━━ Data listing
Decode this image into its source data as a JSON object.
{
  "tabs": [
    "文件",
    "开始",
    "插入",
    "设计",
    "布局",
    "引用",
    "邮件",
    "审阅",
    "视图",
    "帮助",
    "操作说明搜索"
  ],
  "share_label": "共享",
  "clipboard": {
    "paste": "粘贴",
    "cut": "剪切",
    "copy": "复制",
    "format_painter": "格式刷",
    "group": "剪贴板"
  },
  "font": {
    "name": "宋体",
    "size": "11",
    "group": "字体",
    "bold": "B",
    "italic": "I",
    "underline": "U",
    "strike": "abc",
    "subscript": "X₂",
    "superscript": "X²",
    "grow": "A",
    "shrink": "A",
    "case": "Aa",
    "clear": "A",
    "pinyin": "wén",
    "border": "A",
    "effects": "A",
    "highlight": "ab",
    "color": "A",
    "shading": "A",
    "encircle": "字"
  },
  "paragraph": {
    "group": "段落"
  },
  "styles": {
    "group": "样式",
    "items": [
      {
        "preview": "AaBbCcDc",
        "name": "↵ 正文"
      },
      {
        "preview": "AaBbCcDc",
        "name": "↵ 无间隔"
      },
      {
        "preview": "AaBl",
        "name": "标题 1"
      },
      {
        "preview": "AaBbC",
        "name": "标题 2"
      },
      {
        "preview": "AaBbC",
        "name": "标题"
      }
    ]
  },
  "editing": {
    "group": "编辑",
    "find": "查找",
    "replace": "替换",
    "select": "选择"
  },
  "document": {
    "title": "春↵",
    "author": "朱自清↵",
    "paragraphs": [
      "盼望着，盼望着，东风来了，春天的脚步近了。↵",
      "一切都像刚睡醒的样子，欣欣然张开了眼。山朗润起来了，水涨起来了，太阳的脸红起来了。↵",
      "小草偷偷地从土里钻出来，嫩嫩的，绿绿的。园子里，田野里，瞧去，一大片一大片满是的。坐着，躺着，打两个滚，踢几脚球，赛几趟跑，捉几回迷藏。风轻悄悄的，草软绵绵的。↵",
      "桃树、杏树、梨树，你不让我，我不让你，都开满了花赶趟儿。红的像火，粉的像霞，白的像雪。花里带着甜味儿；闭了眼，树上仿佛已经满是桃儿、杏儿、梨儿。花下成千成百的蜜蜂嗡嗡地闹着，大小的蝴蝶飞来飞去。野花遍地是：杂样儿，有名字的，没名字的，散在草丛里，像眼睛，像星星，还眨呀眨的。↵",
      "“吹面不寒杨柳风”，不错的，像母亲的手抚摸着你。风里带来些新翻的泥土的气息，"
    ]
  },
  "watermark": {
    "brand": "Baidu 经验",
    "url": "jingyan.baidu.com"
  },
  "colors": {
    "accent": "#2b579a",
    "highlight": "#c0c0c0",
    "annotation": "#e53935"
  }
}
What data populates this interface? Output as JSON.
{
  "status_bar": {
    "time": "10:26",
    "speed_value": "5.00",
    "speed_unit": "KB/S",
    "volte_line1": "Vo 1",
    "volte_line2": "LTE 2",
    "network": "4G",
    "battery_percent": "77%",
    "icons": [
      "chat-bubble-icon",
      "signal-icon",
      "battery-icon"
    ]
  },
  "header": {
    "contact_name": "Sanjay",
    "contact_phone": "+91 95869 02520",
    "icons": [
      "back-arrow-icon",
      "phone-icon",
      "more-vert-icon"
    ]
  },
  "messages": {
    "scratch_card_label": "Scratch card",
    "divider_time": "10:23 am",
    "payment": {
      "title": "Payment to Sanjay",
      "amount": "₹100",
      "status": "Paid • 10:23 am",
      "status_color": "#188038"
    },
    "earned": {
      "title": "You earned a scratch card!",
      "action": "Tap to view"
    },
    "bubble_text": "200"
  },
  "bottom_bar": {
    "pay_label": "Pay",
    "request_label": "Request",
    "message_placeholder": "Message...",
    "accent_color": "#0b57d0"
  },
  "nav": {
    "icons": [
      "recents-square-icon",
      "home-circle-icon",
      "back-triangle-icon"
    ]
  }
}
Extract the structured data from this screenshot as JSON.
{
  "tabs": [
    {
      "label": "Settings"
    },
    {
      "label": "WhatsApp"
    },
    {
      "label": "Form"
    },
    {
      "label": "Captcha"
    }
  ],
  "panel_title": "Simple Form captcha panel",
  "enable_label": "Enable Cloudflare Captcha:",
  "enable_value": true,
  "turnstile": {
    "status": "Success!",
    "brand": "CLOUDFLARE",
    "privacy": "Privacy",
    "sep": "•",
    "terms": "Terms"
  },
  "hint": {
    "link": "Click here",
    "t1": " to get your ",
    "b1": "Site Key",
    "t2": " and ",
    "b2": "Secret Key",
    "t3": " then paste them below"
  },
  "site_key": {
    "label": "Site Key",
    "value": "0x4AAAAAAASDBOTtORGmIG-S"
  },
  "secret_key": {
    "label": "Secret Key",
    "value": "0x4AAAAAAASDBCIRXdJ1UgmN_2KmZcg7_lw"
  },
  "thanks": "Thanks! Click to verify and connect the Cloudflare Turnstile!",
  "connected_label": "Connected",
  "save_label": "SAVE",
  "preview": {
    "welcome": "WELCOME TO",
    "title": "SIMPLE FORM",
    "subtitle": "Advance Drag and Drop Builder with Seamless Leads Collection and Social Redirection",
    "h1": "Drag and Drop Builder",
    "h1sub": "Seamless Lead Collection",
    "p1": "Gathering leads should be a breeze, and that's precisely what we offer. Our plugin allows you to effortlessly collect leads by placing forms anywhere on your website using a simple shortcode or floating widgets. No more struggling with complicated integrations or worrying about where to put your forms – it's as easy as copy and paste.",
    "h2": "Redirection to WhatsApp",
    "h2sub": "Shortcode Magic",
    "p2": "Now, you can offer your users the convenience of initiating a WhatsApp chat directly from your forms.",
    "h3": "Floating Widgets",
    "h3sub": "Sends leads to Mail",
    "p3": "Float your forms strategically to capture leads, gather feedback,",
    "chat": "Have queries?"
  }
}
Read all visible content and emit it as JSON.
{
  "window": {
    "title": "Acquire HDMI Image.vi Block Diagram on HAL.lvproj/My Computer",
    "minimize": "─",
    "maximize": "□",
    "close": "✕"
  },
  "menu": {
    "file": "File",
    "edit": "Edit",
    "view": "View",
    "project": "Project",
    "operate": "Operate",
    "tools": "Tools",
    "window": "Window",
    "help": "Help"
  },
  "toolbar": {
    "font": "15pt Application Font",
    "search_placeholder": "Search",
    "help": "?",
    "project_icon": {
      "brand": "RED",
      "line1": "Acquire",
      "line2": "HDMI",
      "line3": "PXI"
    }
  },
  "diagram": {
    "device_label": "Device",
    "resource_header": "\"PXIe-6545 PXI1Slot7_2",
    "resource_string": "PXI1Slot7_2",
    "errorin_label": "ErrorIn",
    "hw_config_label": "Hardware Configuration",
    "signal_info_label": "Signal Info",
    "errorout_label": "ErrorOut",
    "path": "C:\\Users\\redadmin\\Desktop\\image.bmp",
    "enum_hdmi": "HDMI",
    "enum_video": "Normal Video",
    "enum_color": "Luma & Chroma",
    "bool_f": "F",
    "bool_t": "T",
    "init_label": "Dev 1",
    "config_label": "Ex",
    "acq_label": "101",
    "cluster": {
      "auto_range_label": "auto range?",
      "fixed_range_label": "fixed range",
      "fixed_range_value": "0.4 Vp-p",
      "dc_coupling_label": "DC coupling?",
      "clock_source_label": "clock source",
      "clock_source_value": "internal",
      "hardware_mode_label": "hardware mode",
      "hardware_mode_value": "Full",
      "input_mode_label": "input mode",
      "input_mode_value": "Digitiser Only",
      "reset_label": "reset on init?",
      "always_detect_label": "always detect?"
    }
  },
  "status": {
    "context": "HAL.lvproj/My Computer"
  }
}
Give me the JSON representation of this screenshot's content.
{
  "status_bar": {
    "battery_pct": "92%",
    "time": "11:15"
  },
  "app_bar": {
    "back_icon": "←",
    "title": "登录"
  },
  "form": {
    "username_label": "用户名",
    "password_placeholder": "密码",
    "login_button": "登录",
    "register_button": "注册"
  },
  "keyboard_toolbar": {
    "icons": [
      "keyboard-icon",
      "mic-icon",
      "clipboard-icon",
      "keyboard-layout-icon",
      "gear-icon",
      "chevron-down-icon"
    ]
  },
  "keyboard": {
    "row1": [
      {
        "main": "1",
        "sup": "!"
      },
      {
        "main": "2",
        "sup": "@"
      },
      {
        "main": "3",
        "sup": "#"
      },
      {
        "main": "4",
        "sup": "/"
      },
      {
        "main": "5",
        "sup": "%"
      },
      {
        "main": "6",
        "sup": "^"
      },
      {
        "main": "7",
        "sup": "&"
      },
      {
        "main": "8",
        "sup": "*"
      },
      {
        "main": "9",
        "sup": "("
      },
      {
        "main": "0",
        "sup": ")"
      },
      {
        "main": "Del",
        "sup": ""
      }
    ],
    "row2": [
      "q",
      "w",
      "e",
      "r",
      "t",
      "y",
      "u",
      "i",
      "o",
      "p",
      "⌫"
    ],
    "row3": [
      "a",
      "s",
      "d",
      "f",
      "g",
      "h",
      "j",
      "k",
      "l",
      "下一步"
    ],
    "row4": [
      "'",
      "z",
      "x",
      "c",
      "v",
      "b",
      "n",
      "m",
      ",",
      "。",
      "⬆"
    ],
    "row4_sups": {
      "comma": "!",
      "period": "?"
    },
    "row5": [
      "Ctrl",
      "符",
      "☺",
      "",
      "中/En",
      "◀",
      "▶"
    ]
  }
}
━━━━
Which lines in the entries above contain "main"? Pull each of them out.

- The answer -
        "main": "1",
        "main": "2",
        "main": "3",
        "main": "4",
        "main": "5",
        "main": "6",
        "main": "7",
        "main": "8",
        "main": "9",
        "main": "0",
        "main": "Del",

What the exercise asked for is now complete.